- **Task to carry out**
Copy each line of the following material exactly.

- **Exercise input**
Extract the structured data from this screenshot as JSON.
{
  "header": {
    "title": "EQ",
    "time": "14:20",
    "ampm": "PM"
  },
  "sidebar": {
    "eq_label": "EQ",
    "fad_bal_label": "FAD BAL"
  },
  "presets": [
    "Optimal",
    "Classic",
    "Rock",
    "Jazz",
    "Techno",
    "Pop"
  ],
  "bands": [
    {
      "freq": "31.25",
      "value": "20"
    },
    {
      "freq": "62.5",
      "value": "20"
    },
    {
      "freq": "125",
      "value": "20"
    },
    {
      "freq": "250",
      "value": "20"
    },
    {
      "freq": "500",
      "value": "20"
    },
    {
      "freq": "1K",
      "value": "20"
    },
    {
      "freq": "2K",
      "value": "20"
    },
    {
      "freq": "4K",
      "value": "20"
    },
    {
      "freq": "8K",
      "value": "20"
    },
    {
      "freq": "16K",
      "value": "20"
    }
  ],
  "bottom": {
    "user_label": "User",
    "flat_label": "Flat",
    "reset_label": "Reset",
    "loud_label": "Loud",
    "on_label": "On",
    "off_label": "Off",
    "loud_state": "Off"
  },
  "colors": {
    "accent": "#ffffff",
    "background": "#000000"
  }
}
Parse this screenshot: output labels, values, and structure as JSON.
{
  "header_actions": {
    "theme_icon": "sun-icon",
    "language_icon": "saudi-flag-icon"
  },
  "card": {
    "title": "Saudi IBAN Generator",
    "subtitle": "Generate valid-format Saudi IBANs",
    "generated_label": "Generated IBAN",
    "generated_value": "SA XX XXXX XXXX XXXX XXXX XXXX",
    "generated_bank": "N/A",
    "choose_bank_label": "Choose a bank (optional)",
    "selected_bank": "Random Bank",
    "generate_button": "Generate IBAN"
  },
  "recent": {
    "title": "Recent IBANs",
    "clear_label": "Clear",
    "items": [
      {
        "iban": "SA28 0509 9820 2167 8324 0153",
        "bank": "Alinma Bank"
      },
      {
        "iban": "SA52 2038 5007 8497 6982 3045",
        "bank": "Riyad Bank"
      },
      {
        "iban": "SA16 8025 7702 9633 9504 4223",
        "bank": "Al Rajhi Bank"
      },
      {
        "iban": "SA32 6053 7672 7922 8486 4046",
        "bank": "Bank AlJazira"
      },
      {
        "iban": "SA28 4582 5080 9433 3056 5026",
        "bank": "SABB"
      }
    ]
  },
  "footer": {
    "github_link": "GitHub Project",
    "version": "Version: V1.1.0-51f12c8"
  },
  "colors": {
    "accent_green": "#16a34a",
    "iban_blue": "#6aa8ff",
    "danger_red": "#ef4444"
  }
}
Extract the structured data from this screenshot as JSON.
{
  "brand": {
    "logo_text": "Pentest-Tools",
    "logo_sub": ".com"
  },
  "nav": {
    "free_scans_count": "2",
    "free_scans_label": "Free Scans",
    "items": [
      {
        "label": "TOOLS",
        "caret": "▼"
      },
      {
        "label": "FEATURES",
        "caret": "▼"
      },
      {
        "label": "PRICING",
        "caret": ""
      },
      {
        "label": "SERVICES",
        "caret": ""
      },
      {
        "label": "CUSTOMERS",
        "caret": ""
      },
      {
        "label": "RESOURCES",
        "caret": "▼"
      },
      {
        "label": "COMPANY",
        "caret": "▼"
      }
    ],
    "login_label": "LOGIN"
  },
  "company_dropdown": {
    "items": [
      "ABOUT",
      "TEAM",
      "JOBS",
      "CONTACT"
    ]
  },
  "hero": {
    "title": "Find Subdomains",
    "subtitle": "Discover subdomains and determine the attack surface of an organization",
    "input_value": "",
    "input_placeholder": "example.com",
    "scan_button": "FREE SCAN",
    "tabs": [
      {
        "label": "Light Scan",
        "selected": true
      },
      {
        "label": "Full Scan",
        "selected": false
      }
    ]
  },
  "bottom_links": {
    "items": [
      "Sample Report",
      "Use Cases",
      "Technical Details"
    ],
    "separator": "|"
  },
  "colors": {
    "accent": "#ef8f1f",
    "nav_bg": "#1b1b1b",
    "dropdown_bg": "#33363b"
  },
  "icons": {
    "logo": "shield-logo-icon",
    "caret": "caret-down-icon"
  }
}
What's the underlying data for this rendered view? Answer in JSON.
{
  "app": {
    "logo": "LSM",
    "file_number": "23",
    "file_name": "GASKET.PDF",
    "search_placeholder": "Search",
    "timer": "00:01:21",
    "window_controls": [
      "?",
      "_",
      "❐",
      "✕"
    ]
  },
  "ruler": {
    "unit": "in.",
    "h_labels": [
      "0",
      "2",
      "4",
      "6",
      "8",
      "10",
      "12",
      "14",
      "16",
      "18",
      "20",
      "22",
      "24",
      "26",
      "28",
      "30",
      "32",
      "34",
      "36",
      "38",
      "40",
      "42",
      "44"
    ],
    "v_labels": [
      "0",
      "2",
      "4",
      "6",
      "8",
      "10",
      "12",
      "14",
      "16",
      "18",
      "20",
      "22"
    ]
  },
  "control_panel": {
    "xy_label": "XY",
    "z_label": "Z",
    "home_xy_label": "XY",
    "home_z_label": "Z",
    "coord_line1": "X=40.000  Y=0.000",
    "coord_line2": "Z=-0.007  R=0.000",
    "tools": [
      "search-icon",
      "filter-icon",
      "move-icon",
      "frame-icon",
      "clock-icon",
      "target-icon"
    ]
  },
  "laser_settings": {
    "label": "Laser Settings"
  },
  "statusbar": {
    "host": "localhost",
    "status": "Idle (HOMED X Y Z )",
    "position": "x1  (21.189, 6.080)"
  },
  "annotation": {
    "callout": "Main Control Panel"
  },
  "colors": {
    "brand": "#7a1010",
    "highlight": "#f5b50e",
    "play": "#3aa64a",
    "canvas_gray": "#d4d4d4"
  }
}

- **Answer for this exercise**
Extract the structured data from this screenshot as JSON.
{
  "header": {
    "title": "EQ",
    "time": "14:20",
    "ampm": "PM"
  },
  "sidebar": {
    "eq_label": "EQ",
    "fad_bal_label": "FAD BAL"
  },
  "presets": [
    "Optimal",
    "Classic",
    "Rock",
    "Jazz",
    "Techno",
    "Pop"
  ],
  "bands": [
    {
      "freq": "31.25",
      "value": "20"
    },
    {
      "freq": "62.5",
      "value": "20"
    },
    {
      "freq": "125",
      "value": "20"
    },
    {
      "freq": "250",
      "value": "20"
    },
    {
      "freq": "500",
      "value": "20"
    },
    {
      "freq": "1K",
      "value": "20"
    },
    {
      "freq": "2K",
      "value": "20"
    },
    {
      "freq": "4K",
      "value": "20"
    },
    {
      "freq": "8K",
      "value": "20"
    },
    {
      "freq": "16K",
      "value": "20"
    }
  ],
  "bottom": {
    "user_label": "User",
    "flat_label": "Flat",
    "reset_label": "Reset",
    "loud_label": "Loud",
    "on_label": "On",
    "off_label": "Off",
    "loud_state": "Off"
  },
  "colors": {
    "accent": "#ffffff",
    "background": "#000000"
  }
}
Parse this screenshot: output labels, values, and structure as JSON.
{
  "header_actions": {
    "theme_icon": "sun-icon",
    "language_icon": "saudi-flag-icon"
  },
  "card": {
    "title": "Saudi IBAN Generator",
    "subtitle": "Generate valid-format Saudi IBANs",
    "generated_label": "Generated IBAN",
    "generated_value": "SA XX XXXX XXXX XXXX XXXX XXXX",
    "generated_bank": "N/A",
    "choose_bank_label": "Choose a bank (optional)",
    "selected_bank": "Random Bank",
    "generate_button": "Generate IBAN"
  },
  "recent": {
    "title": "Recent IBANs",
    "clear_label": "Clear",
    "items": [
      {
        "iban": "SA28 0509 9820 2167 8324 0153",
        "bank": "Alinma Bank"
      },
      {
        "iban": "SA52 2038 5007 8497 6982 3045",
        "bank": "Riyad Bank"
      },
      {
        "iban": "SA16 8025 7702 9633 9504 4223",
        "bank": "Al Rajhi Bank"
      },
      {
        "iban": "SA32 6053 7672 7922 8486 4046",
        "bank": "Bank AlJazira"
      },
      {
        "iban": "SA28 4582 5080 9433 3056 5026",
        "bank": "SABB"
      }
    ]
  },
  "footer": {
    "github_link": "GitHub Project",
    "version": "Version: V1.1.0-51f12c8"
  },
  "colors": {
    "accent_green": "#16a34a",
    "iban_blue": "#6aa8ff",
    "danger_red": "#ef4444"
  }
}
Extract the structured data from this screenshot as JSON.
{
  "brand": {
    "logo_text": "Pentest-Tools",
    "logo_sub": ".com"
  },
  "nav": {
    "free_scans_count": "2",
    "free_scans_label": "Free Scans",
    "items": [
      {
        "label": "TOOLS",
        "caret": "▼"
      },
      {
        "label": "FEATURES",
        "caret": "▼"
      },
      {
        "label": "PRICING",
        "caret": ""
      },
      {
        "label": "SERVICES",
        "caret": ""
      },
      {
        "label": "CUSTOMERS",
        "caret": ""
      },
      {
        "label": "RESOURCES",
        "caret": "▼"
      },
      {
        "label": "COMPANY",
        "caret": "▼"
      }
    ],
    "login_label": "LOGIN"
  },
  "company_dropdown": {
    "items": [
      "ABOUT",
      "TEAM",
      "JOBS",
      "CONTACT"
    ]
  },
  "hero": {
    "title": "Find Subdomains",
    "subtitle": "Discover subdomains and determine the attack surface of an organization",
    "input_value": "",
    "input_placeholder": "example.com",
    "scan_button": "FREE SCAN",
    "tabs": [
      {
        "label": "Light Scan",
        "selected": true
      },
      {
        "label": "Full Scan",
        "selected": false
      }
    ]
  },
  "bottom_links": {
    "items": [
      "Sample Report",
      "Use Cases",
      "Technical Details"
    ],
    "separator": "|"
  },
  "colors": {
    "accent": "#ef8f1f",
    "nav_bg": "#1b1b1b",
    "dropdown_bg": "#33363b"
  },
  "icons": {
    "logo": "shield-logo-icon",
    "caret": "caret-down-icon"
  }
}
What's the underlying data for this rendered view? Answer in JSON.
{
  "app": {
    "logo": "LSM",
    "file_number": "23",
    "file_name": "GASKET.PDF",
    "search_placeholder": "Search",
    "timer": "00:01:21",
    "window_controls": [
      "?",
      "_",
      "❐",
      "✕"
    ]
  },
  "ruler": {
    "unit": "in.",
    "h_labels": [
      "0",
      "2",
      "4",
      "6",
      "8",
      "10",
      "12",
      "14",
      "16",
      "18",
      "20",
      "22",
      "24",
      "26",
      "28",
      "30",
      "32",
      "34",
      "36",
      "38",
      "40",
      "42",
      "44"
    ],
    "v_labels": [
      "0",
      "2",
      "4",
      "6",
      "8",
      "10",
      "12",
      "14",
      "16",
      "18",
      "20",
      "22"
    ]
  },
  "control_panel": {
    "xy_label": "XY",
    "z_label": "Z",
    "home_xy_label": "XY",
    "home_z_label": "Z",
    "coord_line1": "X=40.000  Y=0.000",
    "coord_line2": "Z=-0.007  R=0.000",
    "tools": [
      "search-icon",
      "filter-icon",
      "move-icon",
      "frame-icon",
      "clock-icon",
      "target-icon"
    ]
  },
  "laser_settings": {
    "label": "Laser Settings"
  },
  "statusbar": {
    "host": "localhost",
    "status": "Idle (HOMED X Y Z )",
    "position": "x1  (21.189, 6.080)"
  },
  "annotation": {
    "callout": "Main Control Panel"
  },
  "colors": {
    "brand": "#7a1010",
    "highlight": "#f5b50e",
    "play": "#3aa64a",
    "canvas_gray": "#d4d4d4"
  }
}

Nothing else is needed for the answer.